Dry Scouring Patent, courtesy of New York Historical Society
Thomas Jennings, a free-born New Yorker who became a leader of the abolitionist movement, made his fortune as the inventor of a dry-cleaning process called “dry scouring.” Born in 1791, Jennings was 30 years old when he received his patent on March 3, 1821 (U.S. patent 3306x), becoming the first African-American inventor to own the rights to his invention.

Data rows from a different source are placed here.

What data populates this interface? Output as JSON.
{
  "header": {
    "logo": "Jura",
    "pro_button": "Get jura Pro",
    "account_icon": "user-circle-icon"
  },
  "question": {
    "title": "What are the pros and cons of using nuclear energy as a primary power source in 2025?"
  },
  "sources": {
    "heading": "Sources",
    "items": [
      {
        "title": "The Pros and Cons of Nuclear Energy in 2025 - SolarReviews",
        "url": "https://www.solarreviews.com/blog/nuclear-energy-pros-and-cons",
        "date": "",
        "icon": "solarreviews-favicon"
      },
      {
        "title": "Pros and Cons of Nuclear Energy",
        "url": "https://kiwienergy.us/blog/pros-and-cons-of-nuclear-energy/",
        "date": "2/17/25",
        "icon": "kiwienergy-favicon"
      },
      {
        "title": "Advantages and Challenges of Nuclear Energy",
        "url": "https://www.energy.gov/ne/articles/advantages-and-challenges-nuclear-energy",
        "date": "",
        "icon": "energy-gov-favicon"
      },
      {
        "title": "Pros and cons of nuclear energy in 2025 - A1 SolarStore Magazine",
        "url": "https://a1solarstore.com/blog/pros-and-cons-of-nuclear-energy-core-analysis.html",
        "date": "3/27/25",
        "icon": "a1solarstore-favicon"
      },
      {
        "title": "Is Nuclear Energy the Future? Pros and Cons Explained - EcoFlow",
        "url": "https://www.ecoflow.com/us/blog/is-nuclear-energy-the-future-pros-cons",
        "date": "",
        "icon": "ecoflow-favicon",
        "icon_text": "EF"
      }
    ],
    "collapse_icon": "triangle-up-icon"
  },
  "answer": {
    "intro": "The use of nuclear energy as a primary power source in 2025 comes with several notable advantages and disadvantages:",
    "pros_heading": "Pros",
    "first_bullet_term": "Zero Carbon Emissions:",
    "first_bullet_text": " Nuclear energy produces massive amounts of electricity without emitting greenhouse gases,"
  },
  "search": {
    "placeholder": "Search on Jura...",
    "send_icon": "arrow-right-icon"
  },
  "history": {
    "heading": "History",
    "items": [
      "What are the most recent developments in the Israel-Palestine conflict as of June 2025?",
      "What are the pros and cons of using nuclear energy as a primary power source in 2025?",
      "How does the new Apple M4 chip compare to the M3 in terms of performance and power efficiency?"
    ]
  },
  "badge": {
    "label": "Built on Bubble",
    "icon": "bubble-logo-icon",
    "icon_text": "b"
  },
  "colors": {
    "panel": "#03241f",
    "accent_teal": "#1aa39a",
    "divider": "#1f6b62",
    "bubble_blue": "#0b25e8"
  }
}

He started his career as a tailor and eventually opened one of New York’s leading clothing shops. Inspired by frequent requests for cleaning advice, he began researching cleaning solutions. He was 30 years old when he was granted a patent for a dry cleaning process. Tragically, the original patent was lost in a fire. But Jennings process was known to use solvents to clean clothes and heralded in the process now known as dry cleaning.
The first money Thomas Jennings earned from his patent was spent on the legal fees to purchase his family out of slavery. After that, his income went mostly to his abolitionist activities. In 1831, Thomas Jennings became assistant secretary for the First Annual Convention of the People of Color in Philadelphia, PA.
Luckily for Thomas, he filed his patent at the right time. Under the United States patent laws of 1793 and 1836, both slaves and freedman could patent their inventions.
This is a day that has tremendous significance to all of us in the dry cleaning business. The dry cleaning industry has given so much to us, to our families, and to our communities. It’s our day, and it deserves recognition.
Please join us, this and every March 3rd from now until the end of time, in celebrating what BeCreative360 is now declaring to be #NationalDryCleaningDay.